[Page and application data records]
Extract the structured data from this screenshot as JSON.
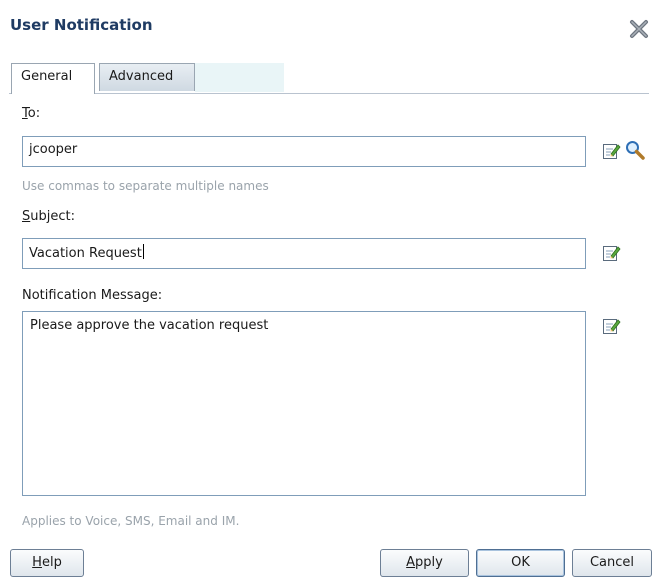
{
  "dialog": {
    "title": "User Notification"
  },
  "tabs": {
    "general": "General",
    "advanced": "Advanced"
  },
  "to": {
    "label_accel": "T",
    "label_rest": "o:",
    "value": "jcooper",
    "hint": "Use commas to separate multiple names"
  },
  "subject": {
    "label_accel": "S",
    "label_rest": "ubject:",
    "value": "Vacation Request"
  },
  "message": {
    "label": "Notification Message:",
    "value": "Please approve the vacation request",
    "hint": "Applies to Voice, SMS, Email and IM."
  },
  "buttons": {
    "help_accel": "H",
    "help_rest": "elp",
    "apply_accel": "A",
    "apply_rest": "pply",
    "ok": "OK",
    "cancel": "Cancel"
  },
  "icons": {
    "edit": "edit-expression-icon",
    "search": "search-icon",
    "close": "close-icon"
  },
  "colors": {
    "title": "#1f3b63",
    "hint": "#9aa3ab",
    "field_border": "#7f9db9"
  }
}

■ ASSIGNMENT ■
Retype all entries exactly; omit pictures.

■ ANSWER TO THIS TASK ■
Extract the structured data from this screenshot as JSON.
{
  "dialog": {
    "title": "User Notification"
  },
  "tabs": {
    "general": "General",
    "advanced": "Advanced"
  },
  "to": {
    "label_accel": "T",
    "label_rest": "o:",
    "value": "jcooper",
    "hint": "Use commas to separate multiple names"
  },
  "subject": {
    "label_accel": "S",
    "label_rest": "ubject:",
    "value": "Vacation Request"
  },
  "message": {
    "label": "Notification Message:",
    "value": "Please approve the vacation request",
    "hint": "Applies to Voice, SMS, Email and IM."
  },
  "buttons": {
    "help_accel": "H",
    "help_rest": "elp",
    "apply_accel": "A",
    "apply_rest": "pply",
    "ok": "OK",
    "cancel": "Cancel"
  },
  "icons": {
    "edit": "edit-expression-icon",
    "search": "search-icon",
    "close": "close-icon"
  },
  "colors": {
    "title": "#1f3b63",
    "hint": "#9aa3ab",
    "field_border": "#7f9db9"
  }
}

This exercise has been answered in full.